Sales & Marketing: Selling Experiences

There are innumerable strategies that Hotel Sales and Marketing Directors employ to find, engage and entice guests to their property, and those strategies are constantly evolving. A breakthrough technology, pioneering platform, or even a simple algorithm update can cause new trends to emerge and upend the best laid plans. Sales and marketing departments must remain agile so they can adapt to the ever changing digital landscape. As an example, the popularity of virtual reality is on the rise, as 360 interactive technologies become more mainstream. Chatbots and artificial intelligence are also poised to become the next big things, as they take guest personalization to a whole new level.
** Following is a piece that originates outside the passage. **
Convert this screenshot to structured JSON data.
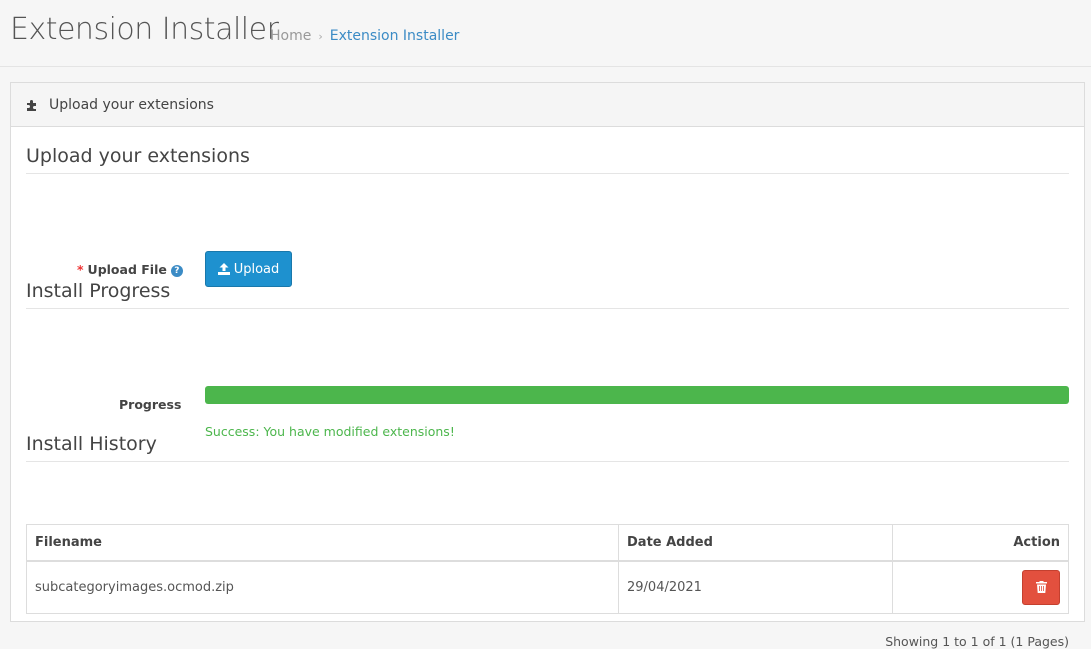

But one sales and marketing trend that is currently resulting in major benefits for hotels is experiential marketing - the effort to deliver an experience to potential guests. Mainly this is accomplished through the creative use of video and images, and by utilizing what has become known as User Generated Content. By sharing actual personal content (videos and pictures) from satisfied guests who have experienced the delights of a property, prospective guests can more easily imagine themselves having the same experience. Similarly, Hotel Generated Content is equally important. Hotels are more than beds and effective video presentations can tell a compelling story - a story about what makes the hotel appealing and unique. A video walk-through of rooms is essential, as are video tours in different areas of a hotel. The goal is to highlight what makes the property exceptional, but also to show real people having real fun - an experience that prospective guests can have too. The June Hotel Business Review will report on some of these issues and strategies, and examine how some sales and marketing professionals are integrating them into their operations.